Take Michigan Governor Gretchen Whitmer as an example. Countless Michigan families own seasonal vacation camps, cabins and cottages in rural parts of the state. Whitmer has banned travel by Michiganders to these vacation homes, but allows people from outside Michigan to travel freely to and from their seasonal vacation homes inside the state. Michigan is famous for its outdoor activities, including fishing. Yet Whitmer has prohibited use of motorized fishing boats, although she permits fishing from kayaks, canoes and sailboats. Holding a family gathering to celebrate a child’s birthday is prohibited, but abortion providers like Planned Parenthood are considered essential. Shoppers at stores like Walmart are prohibited from purchasing “non-essential” items even though they may shop for other items deemed “essential” at the same store. She’s shut down the landscaping industry and is prohibiting residents from purchasing plant seeds and seedlings to plant home gardens. But people can still purchase lottery tickets. To put a fine point on her authoritarian and autocratic decrees, those who violate her orders can be fined $1,000. The state encourages citizens to rat out their neighbors who violate her orders.
Perhaps the most troubling political decree issued as a result of the coronavirus crisis came this week out of the state of New York, where the political appointees on the state Board of Elections decreed that the Democratic Presidential Primary would be cancelled. They called it a “beauty contest” that cannot be allowed to occur because allowing people to exercise their constitutional right to vote might spread the virus. Apparently state politicians, not voters, will decide who will represent them in the national presidential election.
We are also concerned about the rank media bias that has infected coverage of the coronavirus crisis. In Georgia, Republican Governor Brian Kemp has earned the media’s enmity for his decision to be reopen businesses in his state, ridiculing him for including tattoo parlors in his reopen order. Yet in Colorado, Democrat Governor Jared Polis has issued a very similar set of orders to reopen his state, specifically including tattoo parlors. No reporters or media outlets have targeted Polis for criticism.
The exercise of political power must always – always – be constrained by inviolate principles enshrined in foundational governing documents. One such obvious example is the United States constitution. Another example on an international scale is the Universal Declaration of Human Rights which seeks to preserve, protect, and promote the family as society’s “natural and fundamental” unit. The Declaration provides that “[t]he family is the natural and fundamental group unit of society and is entitled to protection by society and the State.” This foundational principle is also recognized in over 100 national constitutions.

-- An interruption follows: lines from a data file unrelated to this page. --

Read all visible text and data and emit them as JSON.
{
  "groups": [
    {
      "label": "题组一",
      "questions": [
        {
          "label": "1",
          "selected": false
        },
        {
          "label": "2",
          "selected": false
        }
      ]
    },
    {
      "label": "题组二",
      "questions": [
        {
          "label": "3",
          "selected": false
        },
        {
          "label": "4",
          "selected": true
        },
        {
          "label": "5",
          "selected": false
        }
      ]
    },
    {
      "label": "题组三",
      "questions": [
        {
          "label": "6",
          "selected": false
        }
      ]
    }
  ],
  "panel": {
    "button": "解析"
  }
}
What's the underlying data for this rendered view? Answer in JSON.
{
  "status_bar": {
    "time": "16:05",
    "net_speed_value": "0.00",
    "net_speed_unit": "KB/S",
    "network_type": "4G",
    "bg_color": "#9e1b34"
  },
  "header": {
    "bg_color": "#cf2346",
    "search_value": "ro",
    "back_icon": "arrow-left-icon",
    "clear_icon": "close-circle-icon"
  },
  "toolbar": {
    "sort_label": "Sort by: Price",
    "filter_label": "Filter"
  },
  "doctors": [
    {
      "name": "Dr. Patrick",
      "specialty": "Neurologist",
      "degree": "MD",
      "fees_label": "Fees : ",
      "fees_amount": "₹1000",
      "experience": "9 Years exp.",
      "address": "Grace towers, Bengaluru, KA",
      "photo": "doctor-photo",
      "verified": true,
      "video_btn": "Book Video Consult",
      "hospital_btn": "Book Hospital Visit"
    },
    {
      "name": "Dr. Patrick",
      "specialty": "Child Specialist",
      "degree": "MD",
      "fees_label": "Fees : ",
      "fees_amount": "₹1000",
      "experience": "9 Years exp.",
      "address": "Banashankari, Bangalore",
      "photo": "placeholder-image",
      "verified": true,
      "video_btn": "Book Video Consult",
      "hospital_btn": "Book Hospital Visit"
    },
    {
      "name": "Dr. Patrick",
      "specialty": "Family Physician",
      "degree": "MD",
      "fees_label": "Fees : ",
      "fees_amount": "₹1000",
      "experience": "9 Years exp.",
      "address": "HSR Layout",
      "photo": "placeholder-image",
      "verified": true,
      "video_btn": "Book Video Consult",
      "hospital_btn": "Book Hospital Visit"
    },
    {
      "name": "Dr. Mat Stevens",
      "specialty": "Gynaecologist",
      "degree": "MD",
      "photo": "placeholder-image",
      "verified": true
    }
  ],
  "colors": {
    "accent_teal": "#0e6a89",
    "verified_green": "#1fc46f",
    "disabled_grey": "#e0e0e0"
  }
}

A popular country song declares that every storm runs out of rain. At some point, hopefully soon, COVID-19 will run its course and no longer pose a threat to our health, economy or way of life. Let us hope – no, more than hope, resolve – that its lasting effects will not include damage to our fundamental rights, or undercut the primacy of the family as providing the foundation for all civilizations.